There’s a lot of talk going around that Facebook is deleting your photos, but that’s not the whole story.

Facebook seems to be the social media platform that everyone loves to hate, yet everyone seems to use it. At least that’s the way it feels every time a new click bait headline floats around, insisting that Facebook is going to start charging a user fee, start selling the pictures of your four-year-old son, and every other iteration of a “news” article about the big bad platform.

facebook moments

But some recent news from the company has morphed from a nugget of truth to an all-out witch hunt against Zuckerberg and Friends: that Facebook will delete your photos if you don’t switch them over to the Moments app.

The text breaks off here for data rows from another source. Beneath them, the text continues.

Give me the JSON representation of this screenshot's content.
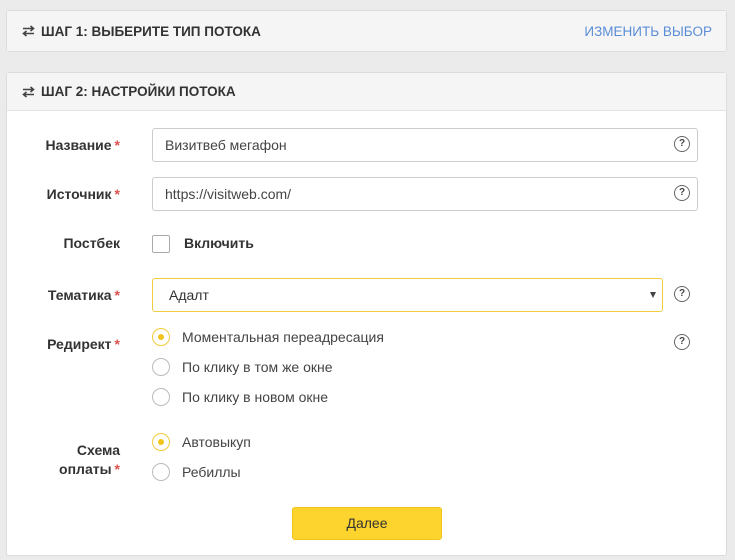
{
  "step1": {
    "title": "ШАГ 1: ВЫБЕРИТЕ ТИП ПОТОКА",
    "change_link": "ИЗМЕНИТЬ ВЫБОР"
  },
  "step2": {
    "title": "ШАГ 2: НАСТРОЙКИ ПОТОКА",
    "required_mark": "*",
    "help_glyph": "?",
    "name": {
      "label": "Название",
      "value": "Визитвеб мегафон"
    },
    "source": {
      "label": "Источник",
      "value": "https://visitweb.com/"
    },
    "postback": {
      "label": "Постбек",
      "checkbox_label": "Включить",
      "checked": false
    },
    "topic": {
      "label": "Тематика",
      "selected": "Адалт"
    },
    "redirect": {
      "label": "Редирект",
      "options": [
        "Моментальная переадресация",
        "По клику в том же окне",
        "По клику в новом окне"
      ],
      "selected_index": 0
    },
    "payment": {
      "label_line1": "Схема",
      "label_line2": "оплаты",
      "options": [
        "Автовыкуп",
        "Ребиллы"
      ],
      "selected_index": 0
    },
    "next_button": "Далее"
  },
  "colors": {
    "accent": "#fdd32e",
    "link": "#5b8dd6",
    "required": "#d9534f"
  }
}
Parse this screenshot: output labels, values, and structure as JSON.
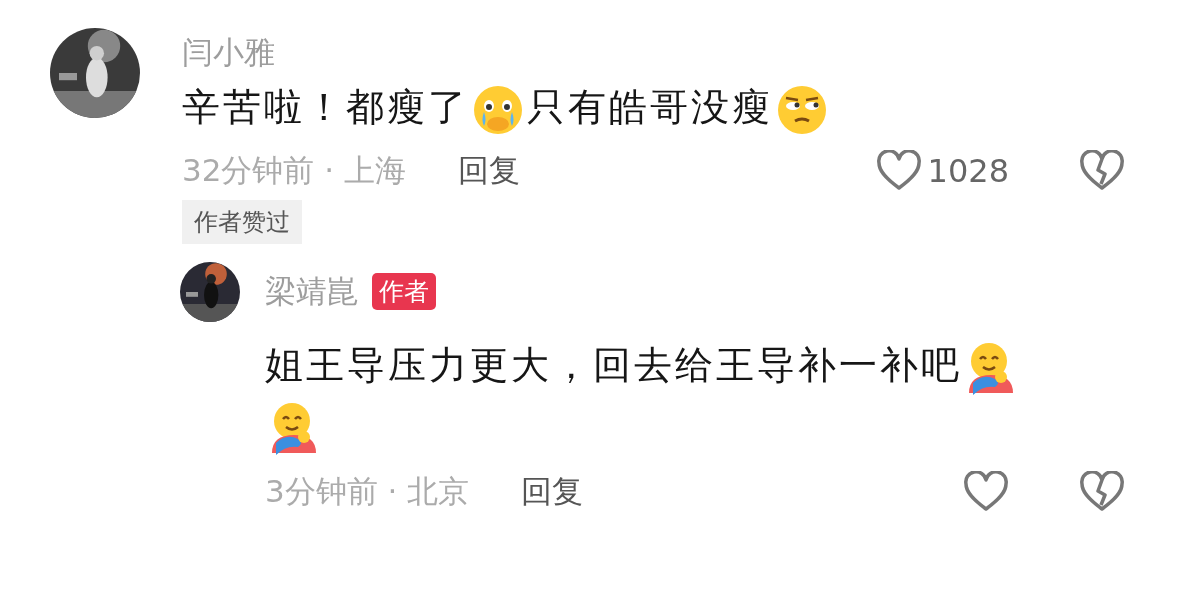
{
  "comments": [
    {
      "author": "闫小雅",
      "segments": [
        {
          "kind": "text",
          "text": "辛苦啦！都瘦了"
        },
        {
          "kind": "tear-face"
        },
        {
          "kind": "text",
          "text": "只有皓哥没瘦"
        },
        {
          "kind": "side-eye-face"
        }
      ],
      "meta": "32分钟前 · 上海",
      "reply_label": "回复",
      "likes": "1028",
      "liked_tag": "作者赞过",
      "reply": false
    },
    {
      "author": "梁靖崑",
      "author_tag": "作者",
      "segments": [
        {
          "kind": "text",
          "text": "姐王导压力更大，回去给王导补一补吧"
        },
        {
          "kind": "hug-face"
        },
        {
          "kind": "hug-face"
        }
      ],
      "meta": "3分钟前 · 北京",
      "reply_label": "回复",
      "reply": true
    }
  ]
}
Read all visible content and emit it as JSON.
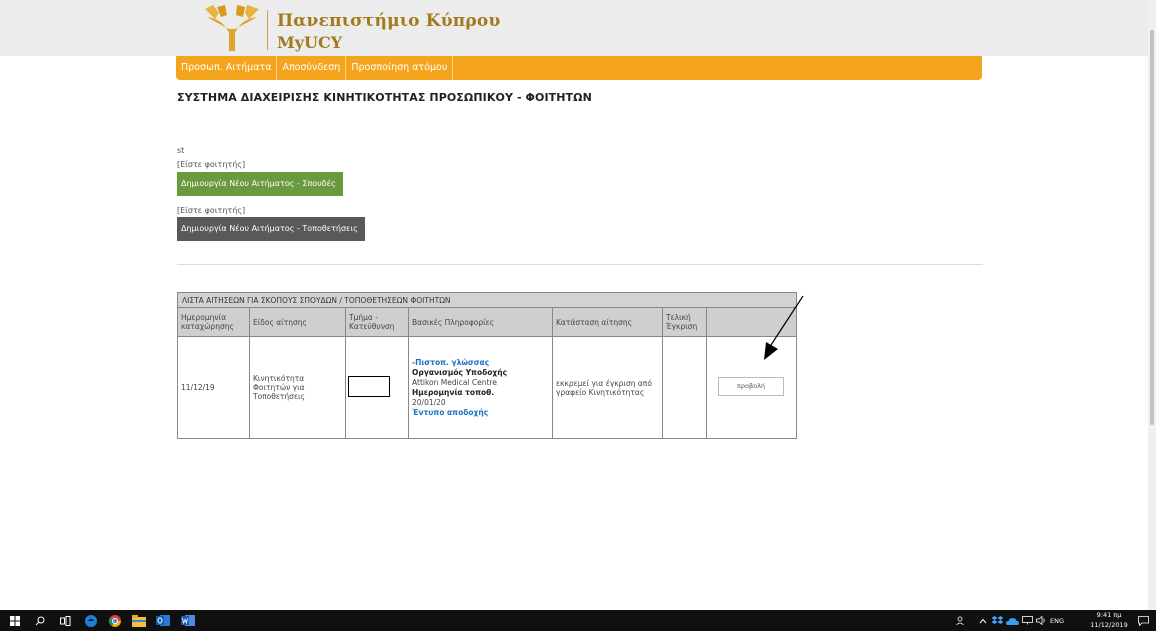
{
  "header": {
    "university_name": "Πανεπιστήμιο Κύπρου",
    "app_name": "MyUCY",
    "colors": {
      "brand_gold": "#a07a1c",
      "nav_orange": "#f5a51d"
    }
  },
  "nav": {
    "items": [
      {
        "label": "Προσωπ. Αιτήματα"
      },
      {
        "label": "Αποσύνδεση"
      },
      {
        "label": "Προσποίηση ατόμου"
      }
    ]
  },
  "page": {
    "title": "ΣΥΣΤΗΜΑ ΔΙΑΧΕΙΡΙΣΗΣ ΚΙΝΗΤΙΚΟΤΗΤΑΣ ΠΡΟΣΩΠΙΚΟΥ - ΦΟΙΤΗΤΩΝ",
    "user": "st",
    "role_label_1": "[Είστε φοιτητής]",
    "button_studies": "Δημιουργία Νέου Αιτήματος - Σπουδές",
    "role_label_2": "[Είστε φοιτητής]",
    "button_placements": "Δημιουργία Νέου Αιτήματος - Τοποθετήσεις"
  },
  "table": {
    "caption": "ΛΙΣΤΑ ΑΙΤΗΣΕΩΝ ΓΙΑ ΣΚΟΠΟΥΣ ΣΠΟΥΔΩΝ / ΤΟΠΟΘΕΤΗΣΕΩΝ ΦΟΙΤΗΤΩΝ",
    "headers": [
      "Ημερομηνία καταχώρησης",
      "Είδος αίτησης",
      "Τμήμα - Κατεύθυνση",
      "Βασικές Πληροφορίες",
      "Κατάσταση αίτησης",
      "Τελική Έγκριση",
      ""
    ],
    "rows": [
      {
        "date": "11/12/19",
        "type": "Κινητικότητα Φοιτητών για Τοποθετήσεις",
        "department": "",
        "info": {
          "lang_link": "-Πιστοπ. γλώσσας",
          "org_label": "Οργανισμός Υποδοχής",
          "org_value": "Attikon Medical Centre",
          "date_label": "Ημερομηνία τοποθ.",
          "date_value": "20/01/20",
          "form_link": "Έντυπο αποδοχής"
        },
        "status": "εκκρεμεί για έγκριση από γραφείο Κινητικότητας",
        "final_approval": "",
        "action": "προβολή"
      }
    ]
  },
  "taskbar": {
    "time": "9:41 πμ",
    "date": "11/12/2019",
    "language": "ENG"
  }
}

Backing up, Facebook launched the Messenger app some time ago, and there was intense pressure  to make users switch to sending messages in the mobile app version through the new app instead of going to the mobile site and clicking the little message balloon. Messenger was designed to help both users and the team whose job it is to magically make your every thought reach its intended recipient–for free.

Now, Facebook has launched a new app, Moments, and it’s got social media users up in arms once again. The headlines claim that Facebook is going to delete your photos if you don’t “switch” them over to the new Moments app, but again, that’s not actually the case.

Some time ago, Facebook allowed an opt-in feature for instant upload from your smartphone’s camera roll to a private album on your Facebook account. This basically amounted to free, unlimited cloud storage for your pictures, letting you snap a photo, shift it over to a private album, then delete it off your phone in order to free up space. The idea was that you could turn those photos into a Facebook or Instagram post later, as well as download them, send them over to a photo sharing site, order prints, or more.

Unfortunately, as we all know from our own camera phone behaviour, a lot of those photos never went anywhere else. Facebook has been footing the bill for storing its billion-plus users’ photos, and getting nothing from it. They’ve ever so politely asked that their users either sync these photos to the servers that power Moments, or delete them if they have no plans to do anything with them. Anyone who fails to courteously do so will find that the unsynced photos will disappear by July 7th.

It’s interesting how many people have taken the stance that this is yet another attempt by Facebook to “force” users to download their newest app. It begs the question: has social media become such a part of our lives that we see a company’s attempt to streamline its own free service as an infringement on our rights?